NYS Assemblymember (D – 52) Jo Anne Simon says, “The commission would perform other tasks that would actually centralize power in the commission, thereby taking it away from the community…. Even more insidiously, Proposal 2 would permit the Mayor to assign “powers and duties of other city agencies to the commission.”
How to vote:
YES – If PB is your jam and you think that the Civic Engagement Commission won’t become an evil entity that centralizes power, taking it away from communities and city agencies.
NO – If you are worried that this is just another one of DeBlasio’s well-intentioned, hair-brained schemes that will obliterate community-based power structures and civic resources.
Proposal No. 3: Term limits for Community Board members
(First of all, breaking news: Your interests are represented by something called a Community Board. There are 59 of these bad boys in NYC. They hold monthly meeting open to the public, that tend to be many hours long, usually in hot rooms, according to my unscientific sample.)

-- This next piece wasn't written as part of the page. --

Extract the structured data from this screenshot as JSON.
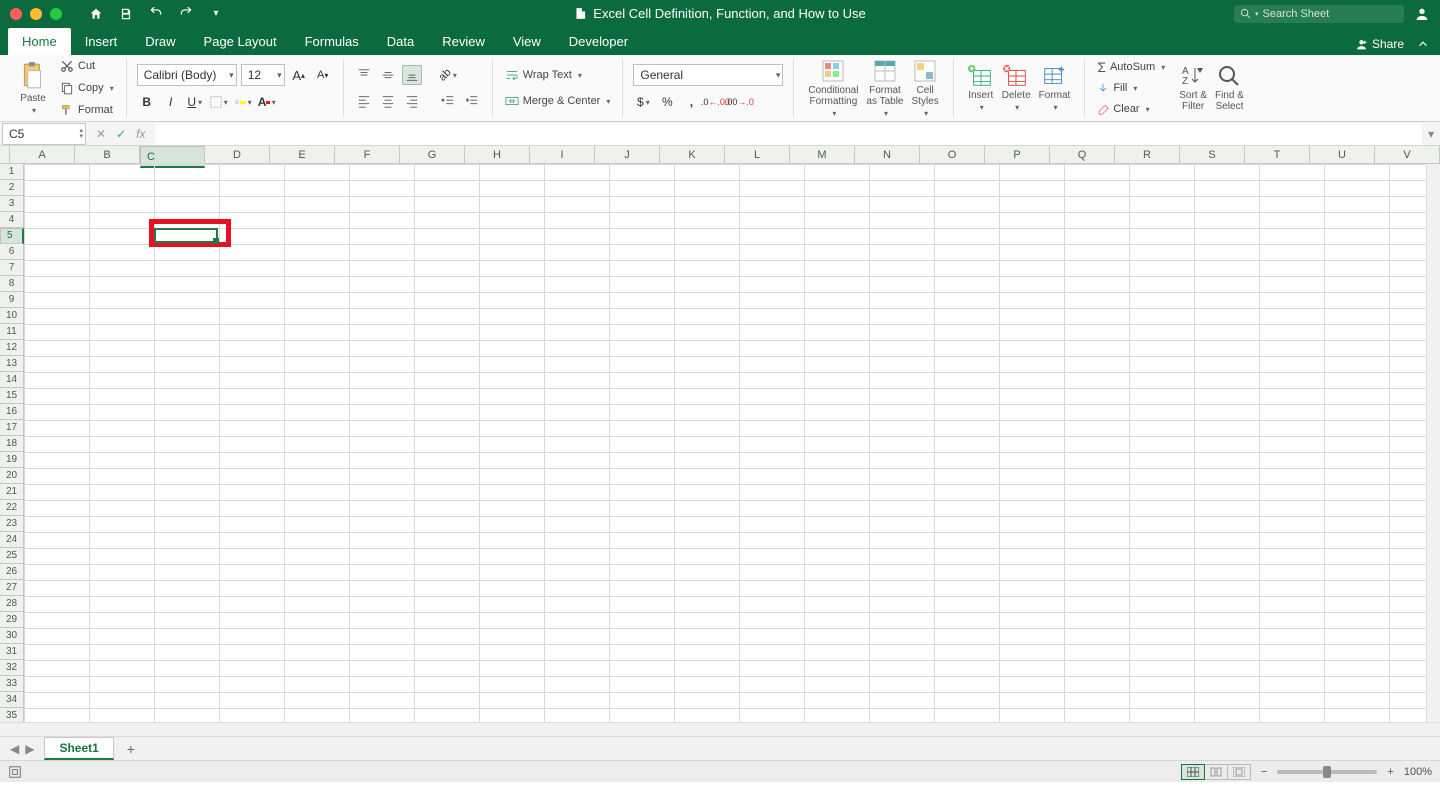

The 50 members of each Board are appointed by the Borough President and the local City Council member. The Community Board members are currently not term limited.
No, the district lines do not match any other electoral district lines — logic is not a hallmark of democracy!)
This proposal calls for Community Boards members to four consecutive two-year terms. (Members could be appointed again after taking a term off.)
The measure would also require Borough Presidents to seek out diverse appointments for the boards. If approved, the new term limits would be phased in for community board members starting in April 2019.
Supporters say this is a great way to open the door to fresh faces and voices in community politics.
Critics say this leaves neighborhoods vulnerable to their Community Boards being overrun by pro-development, gentrifying interests.
Brad and Steven say: “Including more people in our democracy — especially immigrants, people of color and young people — is the only way to make it real. New and more diverse energy will make our communities stronger, to stand up to developers, or to City Hall, when they don’t have the interests of the whole community in mind.”
Jo Anne says: “Term limits would eliminate experienced volunteer members who are critical to their decision-making. Community boards are the first line of defense for our neighborhoods…. Without experienced members with institutional memories who understand city land use, transportation, licensing and environmental processes, our neighborhoods will be vulnerable to city and developer generated proposals… The City Council members and borough presidents re-appoint members every two years. If someone is not contributing well on a board, the appointing official can simply not reappoint them.”
How to vote:
YES – If you think that making it easier to get new voices and ideas to the table is a good idea in order to have a more effective democracy.
NO – If you think institutional / neighborhood memory is at stake, and that having it on the Community Board is important to preserve existing neighborhood and protect against developers.